Lost Leverage with your Suppliers
One of the most persistent problems faced by IT deal makers is the phenomenon I call “Analysis Paralysis” -- the inability to plan an acquisition strategy until all the requirements are known. Even though most deal makers have the skills to build a realistic demand model and negotiate effectively, many cannot bring themselves to approach a deal until they pin down the requirements. There are several reasons for this, including:
Customers are risk-averse, and over-forecasting demand creates risk
Customers fear under-forecasting demand because it might result in business delays or cost over-runs
Customers take the path of least resistance and just wait for the sales team to provide a quote
Customers confuse financial planning with deal planning; deal planning focuses on leverage while financial planning focuses on price
Analysis Paralysis leaves customers in a very vulnerable position because it enables the supplier to take advantage of time elapsing and pre-empts the customer’s ability to create leverage.

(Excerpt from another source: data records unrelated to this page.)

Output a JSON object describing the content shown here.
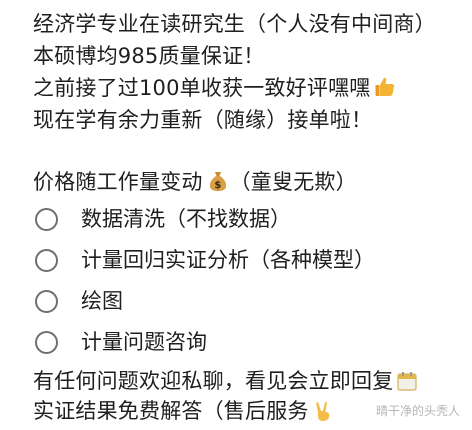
{
  "post": {
    "intro_lines": [
      "经济学专业在读研究生（个人没有中间商）",
      "本硕博均985质量保证！",
      "之前接了过100单收获一致好评嘿嘿",
      "现在学有余力重新（随缘）接单啦！"
    ],
    "intro_emoji": "thumbs-up-icon",
    "price_line": "价格随工作量变动",
    "price_suffix": "（童叟无欺）",
    "price_emoji": "money-bag-icon",
    "options": [
      "数据清洗（不找数据）",
      "计量回归实证分析（各种模型）",
      "绘图",
      "计量问题咨询"
    ],
    "closing_lines": [
      "有任何问题欢迎私聊，看见会立即回复",
      "实证结果免费解答（售后服务"
    ],
    "closing_emoji_1": "calendar-icon",
    "closing_emoji_2": "victory-hand-icon",
    "watermark": "晴干净的头秃人"
  }
}
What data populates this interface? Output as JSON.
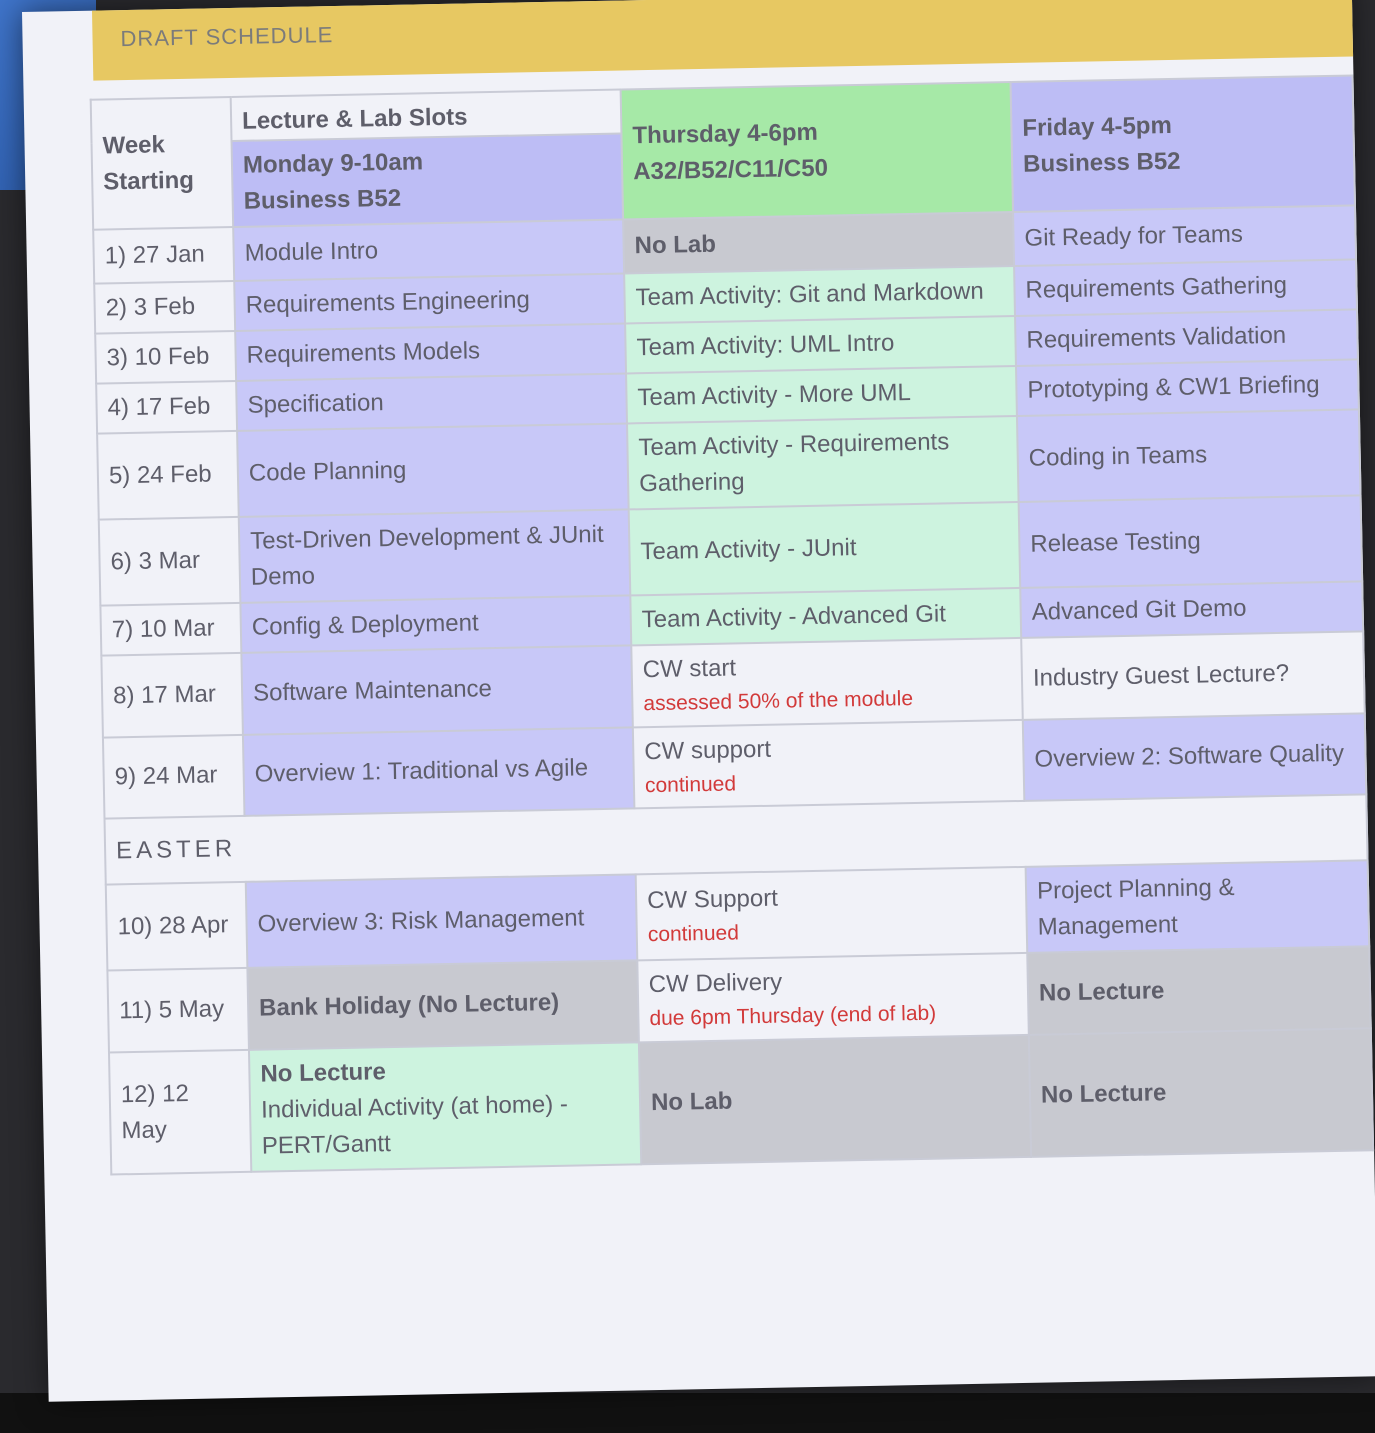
{
  "banner": "DRAFT SCHEDULE",
  "header": {
    "week": "Week",
    "starting": "Starting",
    "slots": "Lecture & Lab Slots",
    "monday_time": "Monday 9-10am",
    "monday_room": "Business B52",
    "thursday_time": "Thursday 4-6pm",
    "thursday_room": "A32/B52/C11/C50",
    "friday_time": "Friday 4-5pm",
    "friday_room": "Business B52"
  },
  "rows": [
    {
      "week": "1) 27 Jan",
      "mon": "Module Intro",
      "thu": "No Lab",
      "fri": "Git Ready for Teams"
    },
    {
      "week": "2) 3 Feb",
      "mon": "Requirements Engineering",
      "thu": "Team Activity: Git and Markdown",
      "fri": "Requirements Gathering"
    },
    {
      "week": "3) 10 Feb",
      "mon": "Requirements Models",
      "thu": "Team Activity: UML Intro",
      "fri": "Requirements Validation"
    },
    {
      "week": "4) 17 Feb",
      "mon": "Specification",
      "thu": "Team Activity - More UML",
      "fri": "Prototyping & CW1 Briefing"
    },
    {
      "week": "5) 24 Feb",
      "mon": "Code Planning",
      "thu": "Team Activity - Requirements Gathering",
      "fri": "Coding in Teams"
    },
    {
      "week": "6) 3 Mar",
      "mon": "Test-Driven Development & JUnit Demo",
      "thu": "Team Activity - JUnit",
      "fri": "Release Testing"
    },
    {
      "week": "7) 10 Mar",
      "mon": "Config & Deployment",
      "thu": "Team Activity - Advanced Git",
      "fri": "Advanced Git Demo"
    },
    {
      "week": "8) 17 Mar",
      "mon": "Software Maintenance",
      "thu": "CW start",
      "thu_note": "assessed 50% of the module",
      "fri": "Industry Guest Lecture?"
    },
    {
      "week": "9) 24 Mar",
      "mon": "Overview 1: Traditional vs Agile",
      "thu": "CW support",
      "thu_note": "continued",
      "fri": "Overview 2: Software Quality"
    }
  ],
  "easter": "EASTER",
  "rows2": [
    {
      "week": "10) 28 Apr",
      "mon": "Overview 3: Risk Management",
      "thu": "CW Support",
      "thu_note": "continued",
      "fri": "Project Planning & Management"
    },
    {
      "week": "11) 5 May",
      "mon": "Bank Holiday (No Lecture)",
      "thu": "CW Delivery",
      "thu_note": "due 6pm Thursday (end of lab)",
      "fri": "No Lecture"
    },
    {
      "week": "12) 12 May",
      "mon_title": "No Lecture",
      "mon": "Individual Activity (at home) - PERT/Gantt",
      "thu": "No Lab",
      "fri": "No Lecture"
    }
  ]
}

As a former sales person, I confess that whenever I saw a customer that had not fully vetted their requirements, it made my job easier: it gave me time to create the deal, socialize its benefits, and drive the deal on my terms. This tried and true tactic is specifically designed to take advantage of Analysis Paralysis, and can be found in every sales playbook in the industry.

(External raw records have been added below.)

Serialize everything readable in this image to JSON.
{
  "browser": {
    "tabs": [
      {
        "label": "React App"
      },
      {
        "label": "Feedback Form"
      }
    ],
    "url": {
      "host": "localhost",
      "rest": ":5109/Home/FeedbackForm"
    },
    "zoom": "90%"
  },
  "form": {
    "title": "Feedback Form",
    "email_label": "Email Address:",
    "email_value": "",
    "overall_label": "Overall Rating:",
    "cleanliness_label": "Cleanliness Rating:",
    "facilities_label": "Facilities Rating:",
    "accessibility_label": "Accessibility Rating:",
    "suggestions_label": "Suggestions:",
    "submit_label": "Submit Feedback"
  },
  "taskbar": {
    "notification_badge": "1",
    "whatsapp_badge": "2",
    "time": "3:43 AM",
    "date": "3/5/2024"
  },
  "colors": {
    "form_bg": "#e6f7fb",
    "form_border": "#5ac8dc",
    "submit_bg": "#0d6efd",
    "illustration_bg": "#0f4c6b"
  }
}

Savvy customers prevent this situation when they take control and simply “put a stake in the ground”. They consider the value of the deal for their organization, and what it will cost if they do nothing. They know that if they wait until all the requirements are finalized it will be too late to negotiate. By then, they forfeit all their leverage because the supplier has had the time to figure out everything they need to know and can use that to control the deal.

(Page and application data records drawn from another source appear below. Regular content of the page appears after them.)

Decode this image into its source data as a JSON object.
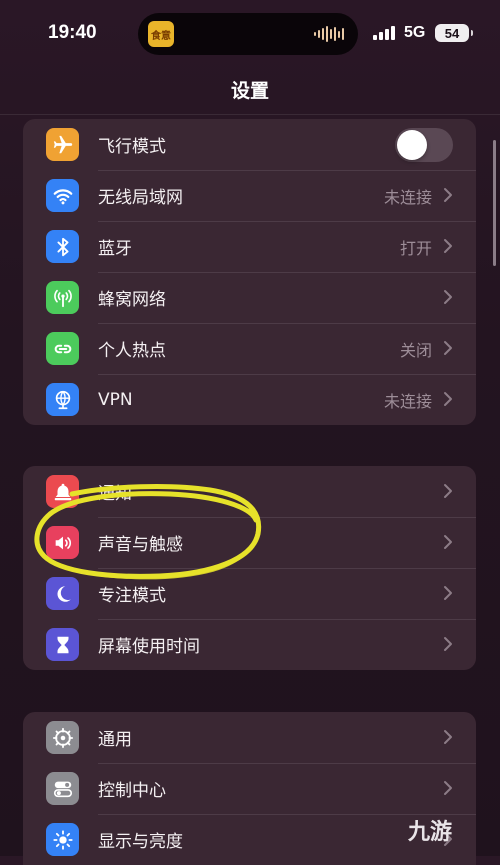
{
  "status_bar": {
    "time": "19:40",
    "island_app_icon": "食意",
    "network": "5G",
    "battery": "54"
  },
  "header": {
    "title": "设置"
  },
  "groups": [
    {
      "items": [
        {
          "label": "飞行模式",
          "icon": "airplane-icon",
          "color": "#f0a233",
          "toggle": false
        },
        {
          "label": "无线局域网",
          "icon": "wifi-icon",
          "color": "#3482f6",
          "value": "未连接"
        },
        {
          "label": "蓝牙",
          "icon": "bluetooth-icon",
          "color": "#3482f6",
          "value": "打开"
        },
        {
          "label": "蜂窝网络",
          "icon": "cellular-icon",
          "color": "#4ccb5c",
          "value": ""
        },
        {
          "label": "个人热点",
          "icon": "hotspot-icon",
          "color": "#4ccb5c",
          "value": "关闭"
        },
        {
          "label": "VPN",
          "icon": "vpn-globe-icon",
          "color": "#3482f6",
          "value": "未连接"
        }
      ]
    },
    {
      "items": [
        {
          "label": "通知",
          "icon": "bell-icon",
          "color": "#eb4a4f",
          "value": ""
        },
        {
          "label": "声音与触感",
          "icon": "speaker-icon",
          "color": "#e8405e",
          "value": ""
        },
        {
          "label": "专注模式",
          "icon": "moon-icon",
          "color": "#5b55d5",
          "value": ""
        },
        {
          "label": "屏幕使用时间",
          "icon": "hourglass-icon",
          "color": "#5b55d5",
          "value": ""
        }
      ]
    },
    {
      "items": [
        {
          "label": "通用",
          "icon": "gear-icon",
          "color": "#8c8c91",
          "value": ""
        },
        {
          "label": "控制中心",
          "icon": "toggles-icon",
          "color": "#8c8c91",
          "value": ""
        },
        {
          "label": "显示与亮度",
          "icon": "sun-icon",
          "color": "#3482f6",
          "value": ""
        }
      ]
    }
  ],
  "watermark": "九游",
  "colors": {
    "annotation": "#e6e22a"
  }
}
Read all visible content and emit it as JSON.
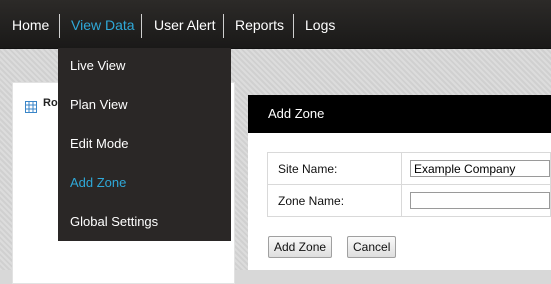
{
  "nav": {
    "items": [
      {
        "label": "Home"
      },
      {
        "label": "View Data"
      },
      {
        "label": "User Alert"
      },
      {
        "label": "Reports"
      },
      {
        "label": "Logs"
      }
    ],
    "active_color": "#2fa8d8"
  },
  "dropdown": {
    "items": [
      {
        "label": "Live View"
      },
      {
        "label": "Plan View"
      },
      {
        "label": "Edit Mode"
      },
      {
        "label": "Add Zone"
      },
      {
        "label": "Global Settings"
      }
    ],
    "active_item": "Add Zone"
  },
  "tree": {
    "icon": "grid-icon",
    "root_label": "Ro"
  },
  "add_zone": {
    "title": "Add Zone",
    "site_name_label": "Site Name:",
    "site_name_value": "Example Company",
    "zone_name_label": "Zone Name:",
    "zone_name_value": "",
    "add_button": "Add Zone",
    "cancel_button": "Cancel"
  }
}
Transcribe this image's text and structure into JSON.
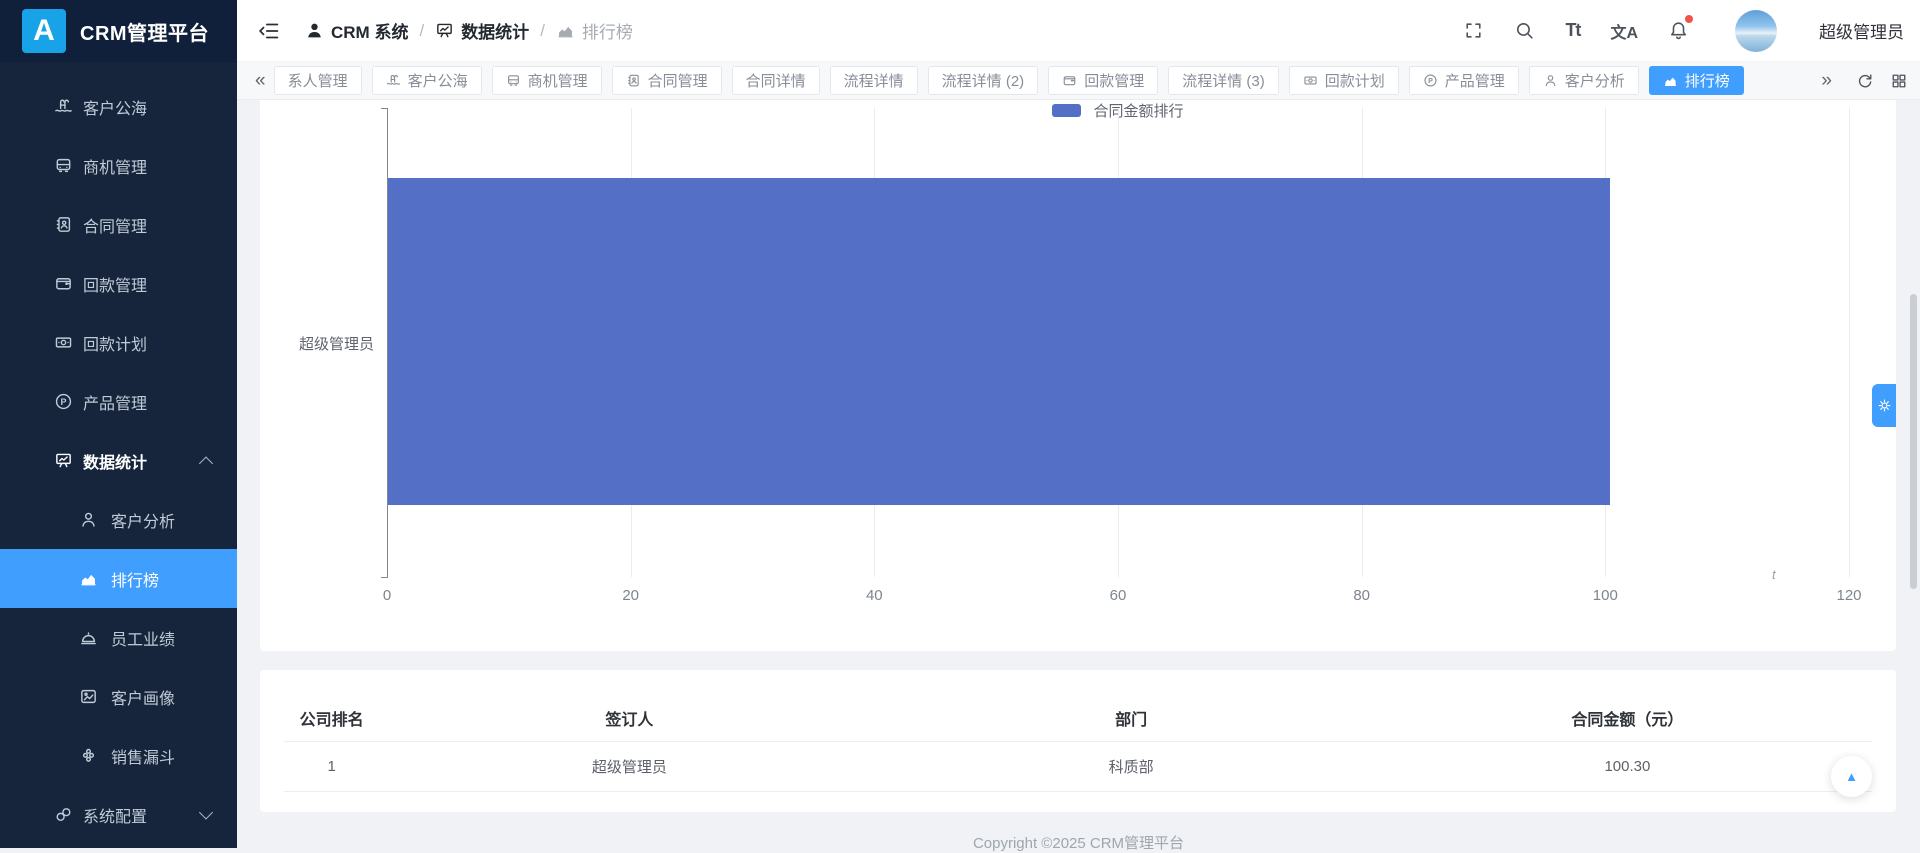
{
  "colors": {
    "accent": "#409eff",
    "bar": "#5470c6",
    "sidebar_bg": "#16253b",
    "logo_bg": "#18a3e9",
    "content_bg": "#f0f2f5"
  },
  "app": {
    "logo_letter": "A",
    "title": "CRM管理平台"
  },
  "header": {
    "breadcrumb": [
      {
        "label": "CRM 系统",
        "icon": "user-filled",
        "current": false
      },
      {
        "label": "数据统计",
        "icon": "board",
        "current": false
      },
      {
        "label": "排行榜",
        "icon": "chart",
        "current": true
      }
    ],
    "separator": "/",
    "fontsize_label": "Tt",
    "translate_label": "文A",
    "has_notification": true,
    "username": "超级管理员"
  },
  "sidebar": {
    "items": [
      {
        "id": "customer-pool",
        "label": "客户公海",
        "icon": "pool",
        "level": 1
      },
      {
        "id": "business",
        "label": "商机管理",
        "icon": "bus",
        "level": 1
      },
      {
        "id": "contract",
        "label": "合同管理",
        "icon": "contacts",
        "level": 1
      },
      {
        "id": "receivable",
        "label": "回款管理",
        "icon": "wallet",
        "level": 1
      },
      {
        "id": "receivable-plan",
        "label": "回款计划",
        "icon": "money",
        "level": 1
      },
      {
        "id": "product",
        "label": "产品管理",
        "icon": "product",
        "level": 1
      },
      {
        "id": "statistics",
        "label": "数据统计",
        "icon": "board",
        "level": 1,
        "expandable": true,
        "expanded": true
      },
      {
        "id": "customer-analysis",
        "label": "客户分析",
        "icon": "user",
        "level": 2
      },
      {
        "id": "ranking",
        "label": "排行榜",
        "icon": "chart",
        "level": 2,
        "active": true
      },
      {
        "id": "employee-performance",
        "label": "员工业绩",
        "icon": "performance",
        "level": 2
      },
      {
        "id": "customer-portrait",
        "label": "客户画像",
        "icon": "portrait",
        "level": 2
      },
      {
        "id": "sales-funnel",
        "label": "销售漏斗",
        "icon": "funnel",
        "level": 2
      },
      {
        "id": "system-config",
        "label": "系统配置",
        "icon": "link",
        "level": 1,
        "expandable": true,
        "expanded": false
      }
    ]
  },
  "tabbar": {
    "scroll_left": "«",
    "scroll_right": "»",
    "tabs": [
      {
        "id": "contact-management",
        "label": "系人管理"
      },
      {
        "id": "customer-pool",
        "label": "客户公海",
        "icon": "pool"
      },
      {
        "id": "business",
        "label": "商机管理",
        "icon": "bus"
      },
      {
        "id": "contract",
        "label": "合同管理",
        "icon": "contacts"
      },
      {
        "id": "contract-detail",
        "label": "合同详情"
      },
      {
        "id": "process-detail",
        "label": "流程详情"
      },
      {
        "id": "process-detail-2",
        "label": "流程详情 (2)"
      },
      {
        "id": "receivable",
        "label": "回款管理",
        "icon": "wallet"
      },
      {
        "id": "process-detail-3",
        "label": "流程详情 (3)"
      },
      {
        "id": "receivable-plan",
        "label": "回款计划",
        "icon": "money"
      },
      {
        "id": "product",
        "label": "产品管理",
        "icon": "product"
      },
      {
        "id": "customer-analysis",
        "label": "客户分析",
        "icon": "user"
      },
      {
        "id": "ranking",
        "label": "排行榜",
        "icon": "chart",
        "active": true
      }
    ]
  },
  "chart_data": {
    "type": "bar",
    "orientation": "horizontal",
    "legend": [
      "合同金额排行"
    ],
    "legend_position": "top-center",
    "categories": [
      "超级管理员"
    ],
    "values": [
      100.3
    ],
    "xlim": [
      0,
      120
    ],
    "xticks": [
      0,
      20,
      40,
      60,
      80,
      100,
      120
    ],
    "axis_name": "t",
    "grid": true,
    "series_color": "#5470c6"
  },
  "table": {
    "columns": [
      "公司排名",
      "签订人",
      "部门",
      "合同金额（元）"
    ],
    "rows": [
      [
        "1",
        "超级管理员",
        "科质部",
        "100.30"
      ]
    ]
  },
  "footer": {
    "copyright": "Copyright ©2025 CRM管理平台"
  },
  "floating": {
    "back_to_top": "▲"
  }
}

Seasoned deal-makers start long before the needed execution date. They craft a low-risk conservative profile for the acquisition, and let the supplier’s sales team react to it. They know they can always make the deal bigger down the road.
This way, the customer co-opts the sales process. He/ she creates a story, still based on elements of risk, letting them know very little definitively (shifting the real risk to the supplier), using phrases like:
Our final requirements are not yet known
Our proof of concept is not done
It's not totally approved yet
We're unsure about the deployment schedule/timing of the deal
We're still looking at the competition
With this approach, the customer builds leverage by creating deal uncertainty, and risk, for the sales team.
Sidestepping Analysis Paralysis
To approach a deal this way, the customer must first assess how confident they are that they will use everything they may have profiled in their requirements or longer term planning. Next, they select only those items they’re sure of, year by year, project by project, product by product. When they do this, they get a better feel for deployment, and the quantity of products typically declines. As a result, their confidence in their “Business as Usual” increases, while the level of risk decreases. They realize it’s OK to have some gray area in the deal, as long it achieves its conservative goals. This is the moment to put the proverbial stake in the ground.
We see customers consistently come out ahead when they stay focused on the deal’s value and timing – not the price. By developing a demand profile, adjusting for customer-risk and refreshing it periodically, they create leverage with their supplier; leverage that arises out of uncertainty and the urgency to make a larger sale. In so doing, the customer puts themselves in the driver’s seat of deal execution, and avoids the lasting impact of Analysis Paralysis.
Prepare for a Surprised Sales Team
A word of warning: sales teams do not expect customers to be proactive and find it disruptive. They’re used to presenting the deal on their timetable, based on their assessment of the customer’s business.
We advise our customers to avoid Analysis Paralysis by identifying their own leverage and taking advantage of it quickly…putting that stake in the ground and creating a deal position based on their conservative objectives with a high confidence level. Remember, you can always make a deal bigger AND you can always bring a deal in earlier. There is no sales person who would not accommodate both and provide more value to you for doing so. The proverbial win/win (wink/wink).